2007). She has served as a consultant for numerous museum exhibitions, including
the Smithsonian Institution, Maritime Museum and Jamestown Museum. She served as
a history consultant and appeared in the PBS series African American Lives (2006)
and Finding Oprah's Roots (2007).
Fatimah Jackson, is an African American biologist and anthropologist. She is a professor
of Applied Biological Anthropology at the University of Maryland and has been teaching
there for over 15 years. She is the recipient of numerous awards and honors,
including the "Distinguished Scholar Teacher Award" (University of Maryland, 1995).
John Thornton is professor of African and African American History at Boston University.
He has published extensively on the history of Africa and the African Diaspora including
Africa and Africans in the Making of the Atlantic World, and more recently Central
Africans, Atlantic Creoles and the Foundation of the Americas with Linda Heywood.
He has served as a consultant for many public history projects including the Smithsonian
Institution, the Maritime Museum, and the Jamestown-Yorktown Foundation. He recently
served as consultant for the series "African American Lives" on PBS.
David Eltis is Robert W. Woodruff Professor of History, Emory University. He has
a Ph D from the University of Rochester, (1979). His research interests are the
early modern Atlantic World, slavery, and migration - both coerced and free. He
is the author of Economic Growth and The Ending of the Transatlantic Slave Trade
(New York, Oxford Univ.
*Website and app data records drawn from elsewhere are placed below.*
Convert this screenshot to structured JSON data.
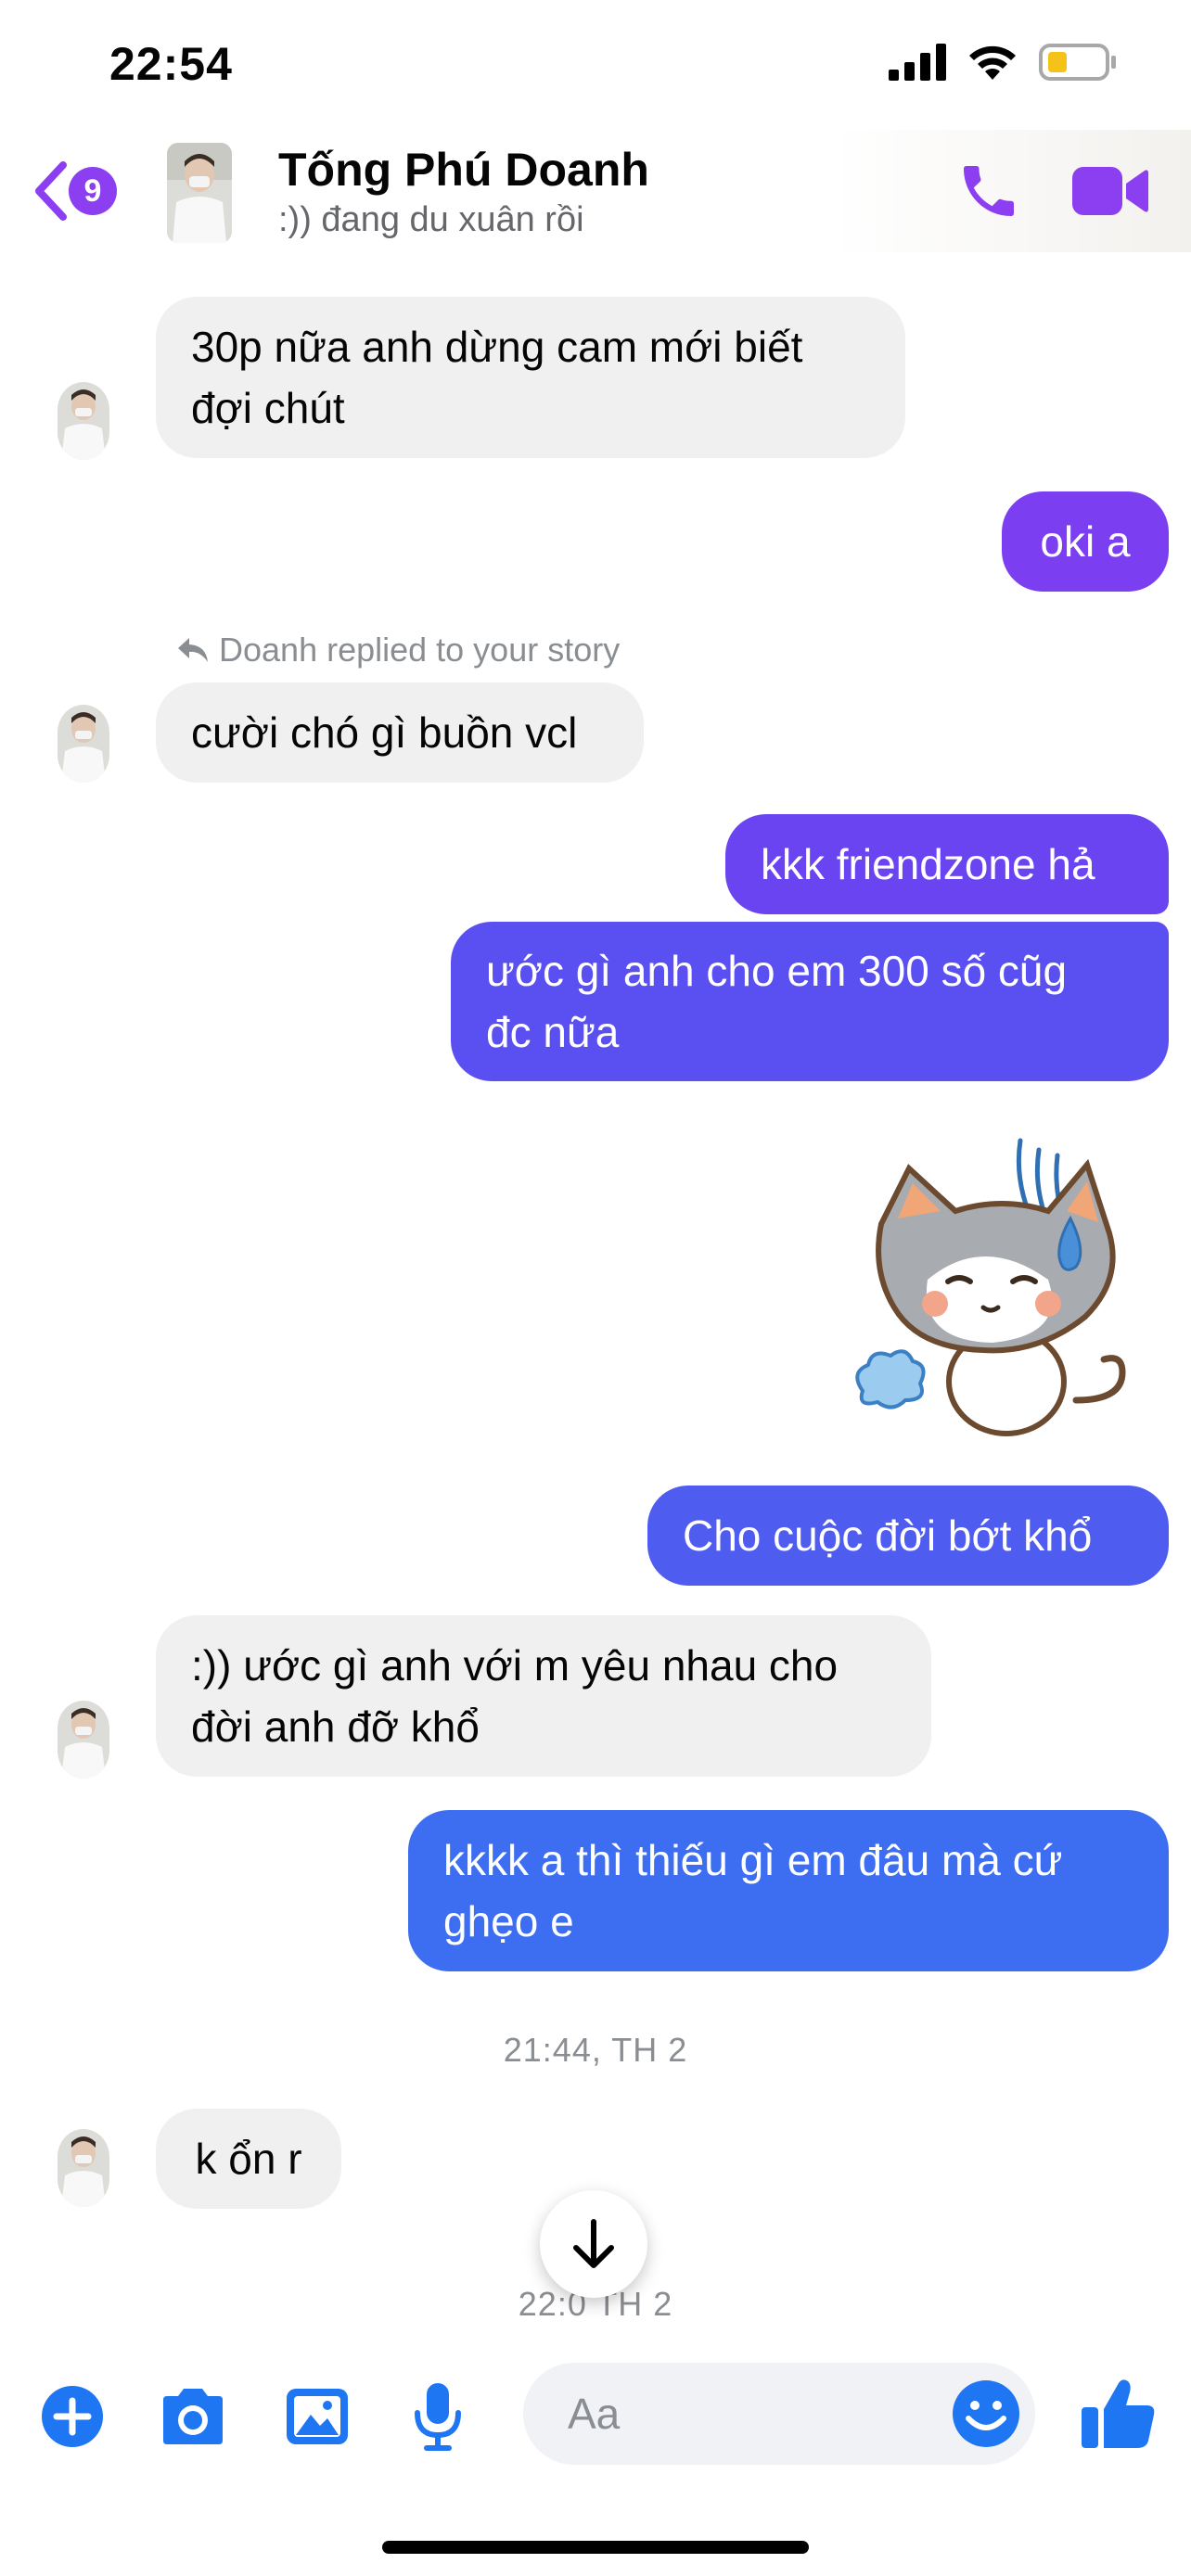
{
  "status_bar": {
    "time": "22:54"
  },
  "header": {
    "unread_count": "9",
    "contact_name": "Tống Phú Doanh",
    "contact_status": ":)) đang du xuân rồi"
  },
  "messages": {
    "m1": {
      "line1": "30p nữa anh dừng cam mới biết",
      "line2": "đợi chút"
    },
    "m2": "oki a",
    "reply_note": "Doanh replied to your story",
    "m3": "cười chó gì buồn vcl",
    "m4": "kkk friendzone hả",
    "m5": {
      "line1": "ước gì anh cho em 300 số cũg",
      "line2": "đc nữa"
    },
    "m6": "Cho cuộc đời bớt khổ",
    "m7": {
      "line1": ":)) ước gì anh với m yêu nhau cho",
      "line2": "đời anh đỡ khổ"
    },
    "m8": {
      "line1": "kkkk a thì thiếu gì em đâu mà cứ",
      "line2": "ghẹo e"
    },
    "time1": "21:44, TH 2",
    "m9": "k ổn r",
    "time2": "22:0  TH 2"
  },
  "composer": {
    "placeholder": "Aa"
  },
  "icons": {
    "back": "chevron-left-icon",
    "call": "phone-icon",
    "video": "video-camera-icon",
    "plus": "plus-icon",
    "camera": "camera-icon",
    "gallery": "image-icon",
    "mic": "microphone-icon",
    "emoji": "smiley-icon",
    "like": "thumbs-up-icon",
    "scroll": "arrow-down-icon",
    "reply": "reply-arrow-icon"
  },
  "colors": {
    "accent_purple": "#8b3ff0",
    "bubble_violet": "#7b3ff1",
    "bubble_indigo": "#5a4ff0",
    "bubble_blue": "#3d6ef2",
    "icon_blue": "#1f76f3",
    "incoming_bg": "#f0f0f0"
  }
}
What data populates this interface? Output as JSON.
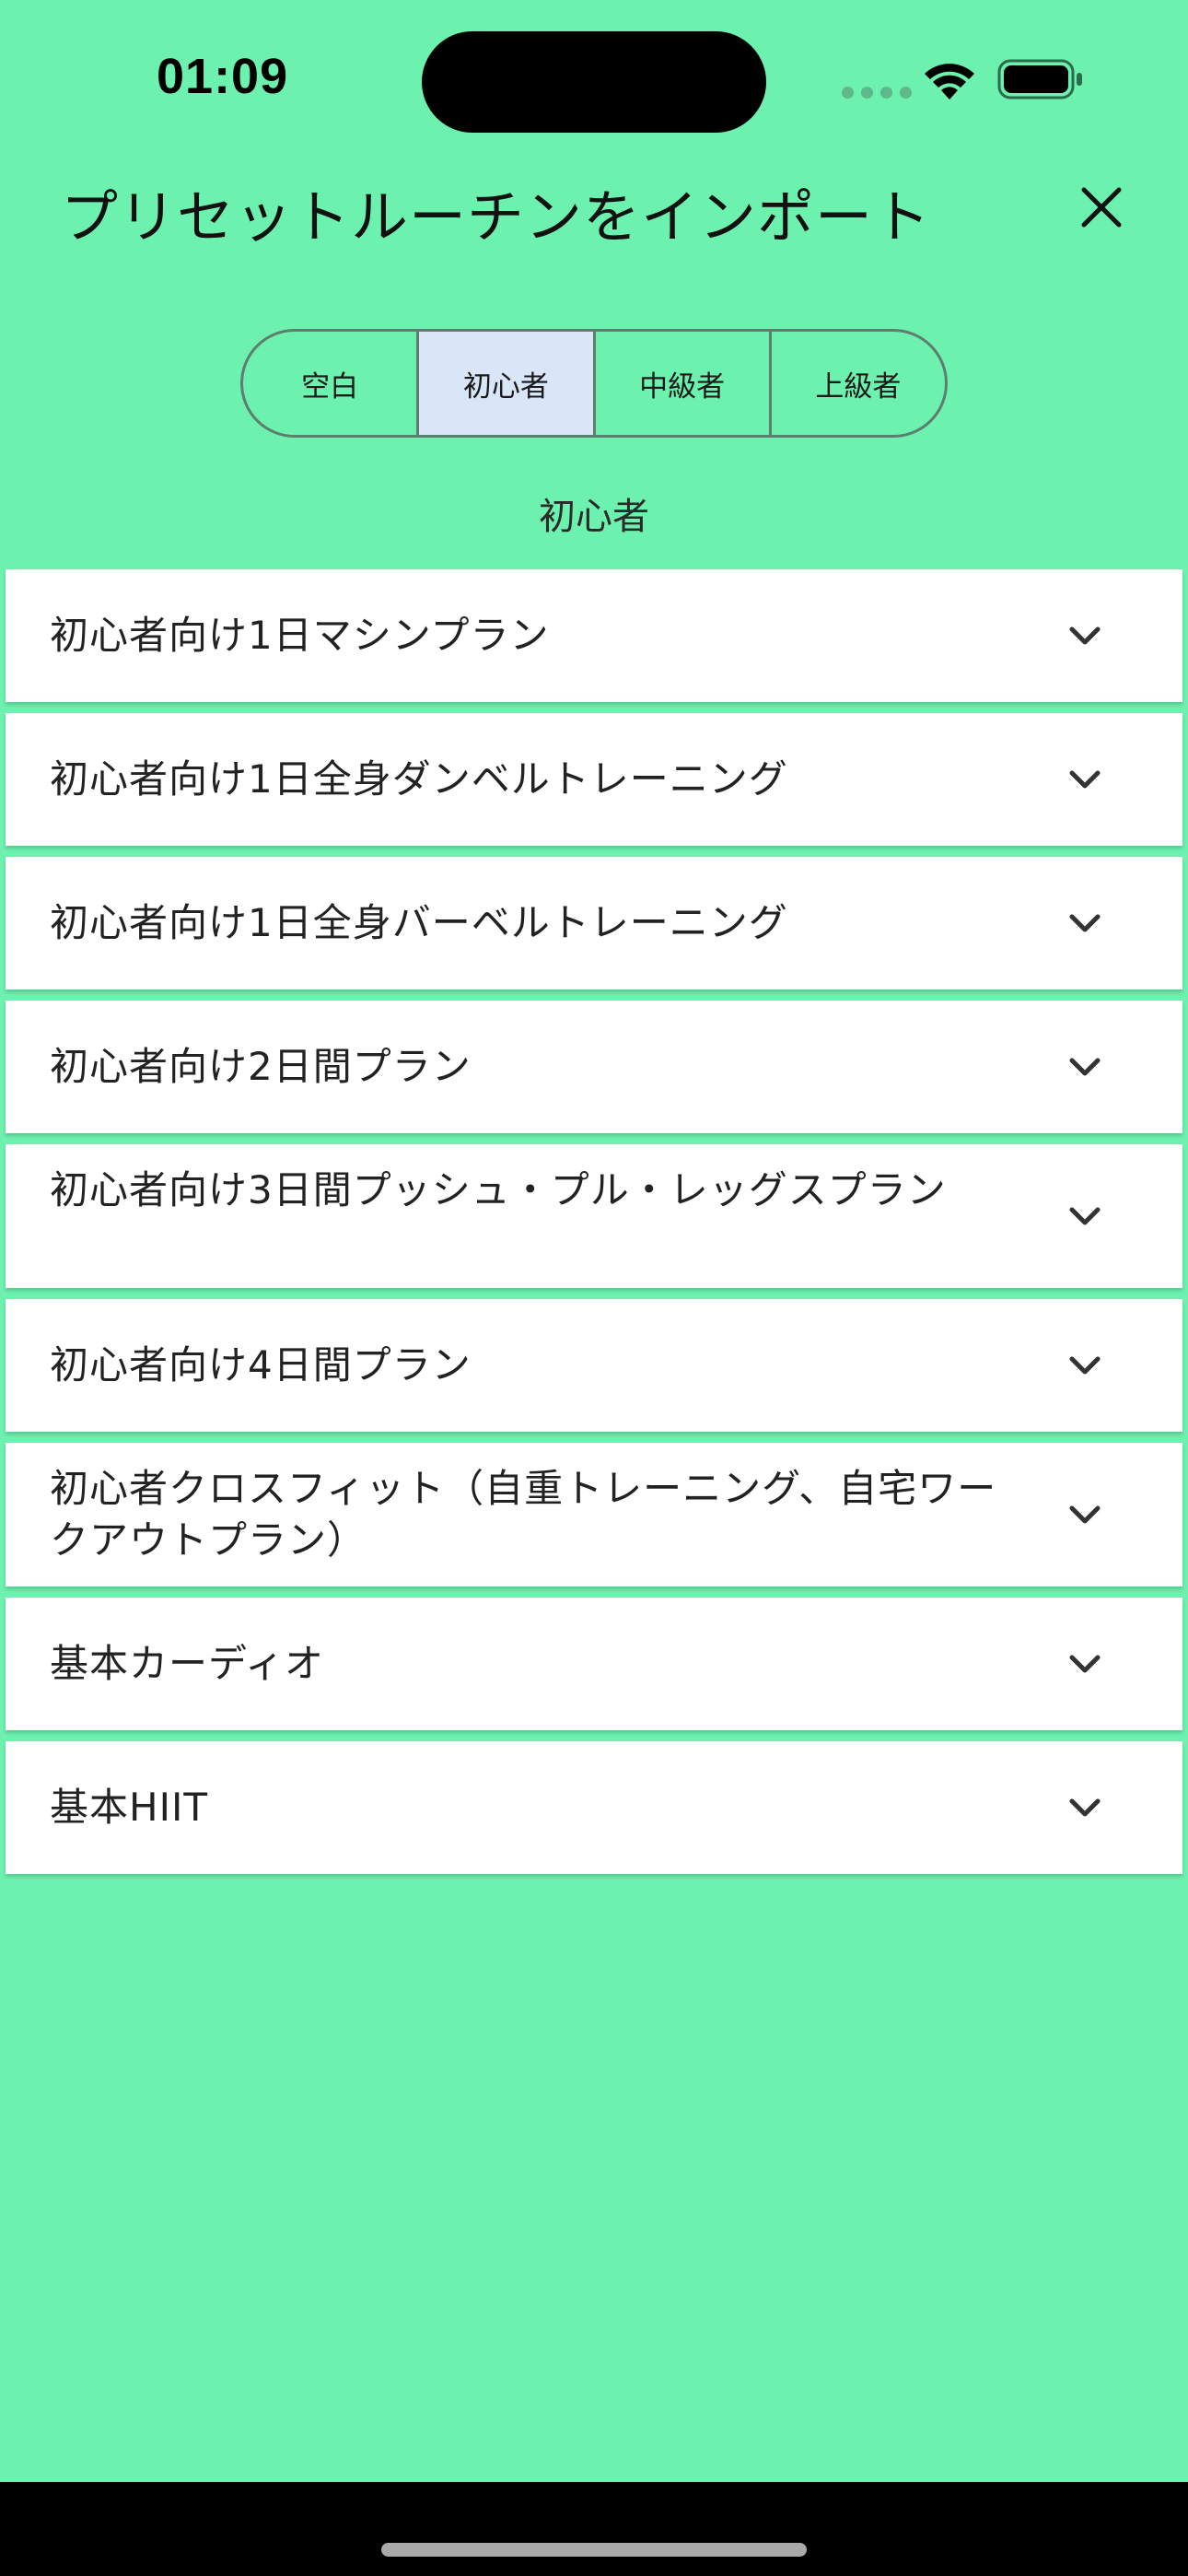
{
  "status_bar": {
    "time": "01:09"
  },
  "header": {
    "title": "プリセットルーチンをインポート",
    "close_icon": "close-icon"
  },
  "segments": [
    {
      "label": "空白",
      "selected": false
    },
    {
      "label": "初心者",
      "selected": true
    },
    {
      "label": "中級者",
      "selected": false
    },
    {
      "label": "上級者",
      "selected": false
    }
  ],
  "section_label": "初心者",
  "routines": [
    {
      "label": "初心者向け1日マシンプラン"
    },
    {
      "label": "初心者向け1日全身ダンベルトレーニング"
    },
    {
      "label": "初心者向け1日全身バーベルトレーニング"
    },
    {
      "label": "初心者向け2日間プラン"
    },
    {
      "label": "初心者向け3日間プッシュ・プル・レッグスプラン"
    },
    {
      "label": "初心者向け4日間プラン"
    },
    {
      "label": "初心者クロスフィット（自重トレーニング、自宅ワークアウトプラン）"
    },
    {
      "label": "基本カーディオ"
    },
    {
      "label": "基本HIIT"
    }
  ],
  "colors": {
    "background": "#6cf2ae",
    "selected_segment": "#d8e6f8",
    "card": "#ffffff"
  }
}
Press, 1987) which won the British Trevor Reese Memorial
Prize, and The Rise of African Slavery in the Americas (New York, Cambridge University
Press, 2000), awarded the Frederick Douglass Prize, the John Ben Snow Prize, and
the Wesley-Logan Prize. He is editor and contributor to Coerced and Free Migration:
Global Perspectives (Stanford University Press, 2002), co-editor and contributor
to a special issue of William and Mary Quarterly (2001), Routes to Slavery: Direction,
Mortality and Ethnicity in the Transatlantic Slave Trade, 1595-1867 (London, Frank
Cass, 1997). He is also co-creator of The Transatlantic Slave Trade: A Database
on CD-ROM (New York: Cambridge University Press, 1999). He is currently at work
on a census of the Atlantic slave trade, a book on slave ship revolts, an analysis
of the identity of captive Africans put on board slave ships, and is co-editing
the Cambridge World History of Slavery.
Evelyn Brooks Higginbotham
Evelyn Brooks Higginbotham, Victor S. Thomas Professor of History and African and
African American Studies. M.A. Howard University; Ph.D. University of Rochester.
Her research and teaching interests include the history of the black church as well
as historical and theoretical perspectives on African American women. Professor
Higginbotham is author of Righteous Discontent: The Women's Movement in the Black
Baptist Church, 1880-1920. (Harvard University Press, 1993), which has won book
prizes from the American Historical Association, the American Academy of Religion,
the Association of Black Women Historians, and the Association for Research on Non-Profit
and Voluntary Organizations. Her articles on African-American women's history cover
such diverse themes as constructions of racial and gender identity, electoral politics,
religion, and the intersection of theory and history. Her article, "African-American
Women's History and the Metalanguage of Race," Signs (Winter 1992) won the Best
Article prize of the Berkshire Conference of Women Historians in 1993. She is currently
completing a book on African-American women and citizenship.